With the world’s best reputation in terms of chocolates, cheese and neutrality, is it any surprise Switzerland has made it on this list? Also long known for extremely lucrative business and banking firms, this country allows its citizens significantly higher wages than the global average with benefits to match. This nation is also a hub of scientific development, housing the world famous CERN, and being the envy of every scientific educator in terms of tertiary schooling. With both high tech cities and lovely rural regions both reaping the benefits of a rich economy, happiness can be found whether you prefer your view to be of skyscrapers or mountains.
The runner up to happiest nation is also the country whose national anthem is literally titled “Yes, we love this country”. Norway is the best nation in terms of health and human development, likely as a result of epidemics and famine which nearly crushed the country over a century ago, and is always a leader in terms of keeping their citizens healthy as well as happy. Adding to the happiness is the distinct tenacity with which Norway has chased the idea of human equality. Whether it be LGBT rights, Women’s rights, or even Minority rights, Norway has worked for over a century to ensure all of its citizens felt at home, including anti-discrimination laws to protect LGBT groups since 1993, among the first globally to do so.
1. Best Country to Live in: Denmark
Topping the list of happiest countries in the world is Denmark. Being the world’s leader in gender equality, socioeconomic stability and top notch health care being seen not as a service but a basic right, the citizens of this country have it all going for them. Take into account that environmental policies also will in fact pay citizens to bike to work instead of driving (to the tune of about 8 cents per kilometer, annually) and this can be seen as a paradise to most. As to be expected, crime is practically non-existent in this country.
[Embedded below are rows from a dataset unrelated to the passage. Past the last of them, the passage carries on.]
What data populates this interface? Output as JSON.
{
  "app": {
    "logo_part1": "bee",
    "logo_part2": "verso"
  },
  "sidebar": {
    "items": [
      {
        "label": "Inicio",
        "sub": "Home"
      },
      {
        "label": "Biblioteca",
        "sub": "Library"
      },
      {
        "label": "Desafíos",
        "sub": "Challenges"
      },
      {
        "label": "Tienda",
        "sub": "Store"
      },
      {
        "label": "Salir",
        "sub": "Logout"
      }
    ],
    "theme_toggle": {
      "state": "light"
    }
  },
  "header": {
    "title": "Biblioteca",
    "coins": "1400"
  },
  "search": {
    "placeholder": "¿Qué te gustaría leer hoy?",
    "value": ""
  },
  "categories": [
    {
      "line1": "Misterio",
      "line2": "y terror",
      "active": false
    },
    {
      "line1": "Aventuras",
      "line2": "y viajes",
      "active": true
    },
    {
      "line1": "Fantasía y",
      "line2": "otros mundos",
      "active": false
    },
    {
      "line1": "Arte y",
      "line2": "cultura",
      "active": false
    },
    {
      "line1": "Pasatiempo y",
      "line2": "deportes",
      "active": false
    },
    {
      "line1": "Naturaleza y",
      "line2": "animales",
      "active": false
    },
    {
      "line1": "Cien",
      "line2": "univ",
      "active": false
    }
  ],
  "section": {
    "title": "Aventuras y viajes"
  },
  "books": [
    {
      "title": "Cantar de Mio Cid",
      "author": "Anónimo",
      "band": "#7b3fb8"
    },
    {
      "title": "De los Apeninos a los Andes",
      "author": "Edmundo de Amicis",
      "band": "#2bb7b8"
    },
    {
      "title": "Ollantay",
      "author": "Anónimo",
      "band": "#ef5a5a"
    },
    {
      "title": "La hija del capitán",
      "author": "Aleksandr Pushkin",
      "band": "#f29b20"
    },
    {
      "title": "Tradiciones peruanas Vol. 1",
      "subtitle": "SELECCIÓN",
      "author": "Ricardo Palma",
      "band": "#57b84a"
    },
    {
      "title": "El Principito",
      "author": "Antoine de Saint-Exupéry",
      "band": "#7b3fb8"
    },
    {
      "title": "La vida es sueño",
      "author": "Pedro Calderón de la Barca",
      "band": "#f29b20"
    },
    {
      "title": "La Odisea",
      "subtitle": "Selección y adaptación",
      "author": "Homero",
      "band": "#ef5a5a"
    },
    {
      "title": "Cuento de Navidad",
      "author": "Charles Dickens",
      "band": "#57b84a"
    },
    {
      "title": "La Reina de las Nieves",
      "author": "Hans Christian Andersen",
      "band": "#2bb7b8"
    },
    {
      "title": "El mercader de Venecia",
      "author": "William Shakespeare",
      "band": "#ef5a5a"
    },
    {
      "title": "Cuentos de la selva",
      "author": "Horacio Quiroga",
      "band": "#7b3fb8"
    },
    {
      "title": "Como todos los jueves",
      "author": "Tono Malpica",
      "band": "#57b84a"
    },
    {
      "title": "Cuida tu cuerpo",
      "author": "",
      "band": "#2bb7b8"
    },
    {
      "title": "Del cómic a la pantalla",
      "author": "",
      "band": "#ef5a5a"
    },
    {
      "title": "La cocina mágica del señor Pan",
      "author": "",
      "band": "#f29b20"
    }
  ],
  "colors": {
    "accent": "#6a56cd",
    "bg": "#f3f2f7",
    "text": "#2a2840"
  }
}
To further ensure this, companies whose employees plan on having children give the soon to be parents 52 weeks of leave to ensure a proper first year of life which has been shown to greatly impact the well-being of families.